Brief>
All of the entries are to be printed exactly as they appear.

(App and web page records)

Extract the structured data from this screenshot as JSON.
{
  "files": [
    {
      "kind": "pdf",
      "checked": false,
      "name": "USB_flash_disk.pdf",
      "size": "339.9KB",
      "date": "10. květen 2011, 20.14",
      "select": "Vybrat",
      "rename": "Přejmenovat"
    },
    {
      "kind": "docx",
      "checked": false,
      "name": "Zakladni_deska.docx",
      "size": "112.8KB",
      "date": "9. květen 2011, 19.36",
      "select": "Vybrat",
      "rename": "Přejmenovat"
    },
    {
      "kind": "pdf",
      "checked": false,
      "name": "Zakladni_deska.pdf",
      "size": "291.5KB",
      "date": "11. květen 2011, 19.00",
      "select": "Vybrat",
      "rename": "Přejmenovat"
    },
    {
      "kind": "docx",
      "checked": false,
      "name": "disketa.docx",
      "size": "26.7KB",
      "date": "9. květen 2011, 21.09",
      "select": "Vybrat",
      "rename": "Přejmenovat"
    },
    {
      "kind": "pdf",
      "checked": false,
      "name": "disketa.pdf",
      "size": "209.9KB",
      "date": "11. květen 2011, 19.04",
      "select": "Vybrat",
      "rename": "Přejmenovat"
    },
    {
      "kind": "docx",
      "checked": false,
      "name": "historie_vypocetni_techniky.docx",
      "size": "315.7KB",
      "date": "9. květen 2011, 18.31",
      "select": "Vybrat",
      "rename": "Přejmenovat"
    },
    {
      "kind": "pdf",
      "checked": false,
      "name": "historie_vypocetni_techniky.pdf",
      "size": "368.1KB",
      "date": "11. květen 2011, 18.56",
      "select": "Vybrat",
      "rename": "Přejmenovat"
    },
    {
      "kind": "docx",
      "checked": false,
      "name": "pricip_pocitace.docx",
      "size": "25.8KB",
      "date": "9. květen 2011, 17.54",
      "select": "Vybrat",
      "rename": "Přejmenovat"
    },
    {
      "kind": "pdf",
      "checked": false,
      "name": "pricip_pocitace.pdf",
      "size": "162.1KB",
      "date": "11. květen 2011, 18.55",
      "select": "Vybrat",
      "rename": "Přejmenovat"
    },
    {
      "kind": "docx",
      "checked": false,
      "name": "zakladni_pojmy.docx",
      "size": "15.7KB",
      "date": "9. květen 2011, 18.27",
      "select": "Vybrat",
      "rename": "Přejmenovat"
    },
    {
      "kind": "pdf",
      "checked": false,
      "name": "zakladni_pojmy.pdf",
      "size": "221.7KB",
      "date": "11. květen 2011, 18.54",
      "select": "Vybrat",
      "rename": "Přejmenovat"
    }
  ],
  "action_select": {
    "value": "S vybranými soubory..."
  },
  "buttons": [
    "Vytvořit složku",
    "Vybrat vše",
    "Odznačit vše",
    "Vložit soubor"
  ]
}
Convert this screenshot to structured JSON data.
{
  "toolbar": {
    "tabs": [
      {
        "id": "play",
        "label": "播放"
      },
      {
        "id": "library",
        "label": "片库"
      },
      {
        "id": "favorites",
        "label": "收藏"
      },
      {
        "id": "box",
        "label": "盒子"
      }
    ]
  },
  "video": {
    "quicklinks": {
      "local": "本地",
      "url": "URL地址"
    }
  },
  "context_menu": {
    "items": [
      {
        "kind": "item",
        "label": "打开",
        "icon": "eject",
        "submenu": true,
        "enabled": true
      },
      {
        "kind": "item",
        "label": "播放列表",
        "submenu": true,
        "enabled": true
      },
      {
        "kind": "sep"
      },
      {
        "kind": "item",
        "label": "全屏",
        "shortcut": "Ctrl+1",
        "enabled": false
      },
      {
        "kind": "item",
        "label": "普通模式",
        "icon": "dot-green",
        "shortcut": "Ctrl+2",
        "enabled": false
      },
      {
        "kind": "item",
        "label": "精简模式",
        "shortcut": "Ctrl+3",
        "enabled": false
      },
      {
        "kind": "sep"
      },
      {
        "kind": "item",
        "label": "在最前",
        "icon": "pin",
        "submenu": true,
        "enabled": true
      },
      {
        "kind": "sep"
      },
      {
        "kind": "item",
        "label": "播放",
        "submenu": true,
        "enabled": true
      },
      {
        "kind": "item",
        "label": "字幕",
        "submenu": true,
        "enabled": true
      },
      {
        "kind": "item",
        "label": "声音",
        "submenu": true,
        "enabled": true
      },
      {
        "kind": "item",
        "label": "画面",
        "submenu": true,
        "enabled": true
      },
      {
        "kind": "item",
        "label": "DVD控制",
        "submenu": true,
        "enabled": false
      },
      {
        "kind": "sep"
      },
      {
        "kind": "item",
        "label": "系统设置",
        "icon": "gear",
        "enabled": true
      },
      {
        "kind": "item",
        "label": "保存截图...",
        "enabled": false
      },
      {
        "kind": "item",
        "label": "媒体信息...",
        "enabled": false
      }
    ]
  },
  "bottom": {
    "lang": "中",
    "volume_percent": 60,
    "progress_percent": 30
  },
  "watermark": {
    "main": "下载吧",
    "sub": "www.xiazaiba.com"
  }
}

Solution below>
Extract the structured data from this screenshot as JSON.
{
  "files": [
    {
      "kind": "pdf",
      "checked": false,
      "name": "USB_flash_disk.pdf",
      "size": "339.9KB",
      "date": "10. květen 2011, 20.14",
      "select": "Vybrat",
      "rename": "Přejmenovat"
    },
    {
      "kind": "docx",
      "checked": false,
      "name": "Zakladni_deska.docx",
      "size": "112.8KB",
      "date": "9. květen 2011, 19.36",
      "select": "Vybrat",
      "rename": "Přejmenovat"
    },
    {
      "kind": "pdf",
      "checked": false,
      "name": "Zakladni_deska.pdf",
      "size": "291.5KB",
      "date": "11. květen 2011, 19.00",
      "select": "Vybrat",
      "rename": "Přejmenovat"
    },
    {
      "kind": "docx",
      "checked": false,
      "name": "disketa.docx",
      "size": "26.7KB",
      "date": "9. květen 2011, 21.09",
      "select": "Vybrat",
      "rename": "Přejmenovat"
    },
    {
      "kind": "pdf",
      "checked": false,
      "name": "disketa.pdf",
      "size": "209.9KB",
      "date": "11. květen 2011, 19.04",
      "select": "Vybrat",
      "rename": "Přejmenovat"
    },
    {
      "kind": "docx",
      "checked": false,
      "name": "historie_vypocetni_techniky.docx",
      "size": "315.7KB",
      "date": "9. květen 2011, 18.31",
      "select": "Vybrat",
      "rename": "Přejmenovat"
    },
    {
      "kind": "pdf",
      "checked": false,
      "name": "historie_vypocetni_techniky.pdf",
      "size": "368.1KB",
      "date": "11. květen 2011, 18.56",
      "select": "Vybrat",
      "rename": "Přejmenovat"
    },
    {
      "kind": "docx",
      "checked": false,
      "name": "pricip_pocitace.docx",
      "size": "25.8KB",
      "date": "9. květen 2011, 17.54",
      "select": "Vybrat",
      "rename": "Přejmenovat"
    },
    {
      "kind": "pdf",
      "checked": false,
      "name": "pricip_pocitace.pdf",
      "size": "162.1KB",
      "date": "11. květen 2011, 18.55",
      "select": "Vybrat",
      "rename": "Přejmenovat"
    },
    {
      "kind": "docx",
      "checked": false,
      "name": "zakladni_pojmy.docx",
      "size": "15.7KB",
      "date": "9. květen 2011, 18.27",
      "select": "Vybrat",
      "rename": "Přejmenovat"
    },
    {
      "kind": "pdf",
      "checked": false,
      "name": "zakladni_pojmy.pdf",
      "size": "221.7KB",
      "date": "11. květen 2011, 18.54",
      "select": "Vybrat",
      "rename": "Přejmenovat"
    }
  ],
  "action_select": {
    "value": "S vybranými soubory..."
  },
  "buttons": [
    "Vytvořit složku",
    "Vybrat vše",
    "Odznačit vše",
    "Vložit soubor"
  ]
}
Convert this screenshot to structured JSON data.
{
  "toolbar": {
    "tabs": [
      {
        "id": "play",
        "label": "播放"
      },
      {
        "id": "library",
        "label": "片库"
      },
      {
        "id": "favorites",
        "label": "收藏"
      },
      {
        "id": "box",
        "label": "盒子"
      }
    ]
  },
  "video": {
    "quicklinks": {
      "local": "本地",
      "url": "URL地址"
    }
  },
  "context_menu": {
    "items": [
      {
        "kind": "item",
        "label": "打开",
        "icon": "eject",
        "submenu": true,
        "enabled": true
      },
      {
        "kind": "item",
        "label": "播放列表",
        "submenu": true,
        "enabled": true
      },
      {
        "kind": "sep"
      },
      {
        "kind": "item",
        "label": "全屏",
        "shortcut": "Ctrl+1",
        "enabled": false
      },
      {
        "kind": "item",
        "label": "普通模式",
        "icon": "dot-green",
        "shortcut": "Ctrl+2",
        "enabled": false
      },
      {
        "kind": "item",
        "label": "精简模式",
        "shortcut": "Ctrl+3",
        "enabled": false
      },
      {
        "kind": "sep"
      },
      {
        "kind": "item",
        "label": "在最前",
        "icon": "pin",
        "submenu": true,
        "enabled": true
      },
      {
        "kind": "sep"
      },
      {
        "kind": "item",
        "label": "播放",
        "submenu": true,
        "enabled": true
      },
      {
        "kind": "item",
        "label": "字幕",
        "submenu": true,
        "enabled": true
      },
      {
        "kind": "item",
        "label": "声音",
        "submenu": true,
        "enabled": true
      },
      {
        "kind": "item",
        "label": "画面",
        "submenu": true,
        "enabled": true
      },
      {
        "kind": "item",
        "label": "DVD控制",
        "submenu": true,
        "enabled": false
      },
      {
        "kind": "sep"
      },
      {
        "kind": "item",
        "label": "系统设置",
        "icon": "gear",
        "enabled": true
      },
      {
        "kind": "item",
        "label": "保存截图...",
        "enabled": false
      },
      {
        "kind": "item",
        "label": "媒体信息...",
        "enabled": false
      }
    ]
  },
  "bottom": {
    "lang": "中",
    "volume_percent": 60,
    "progress_percent": 30
  },
  "watermark": {
    "main": "下载吧",
    "sub": "www.xiazaiba.com"
  }
}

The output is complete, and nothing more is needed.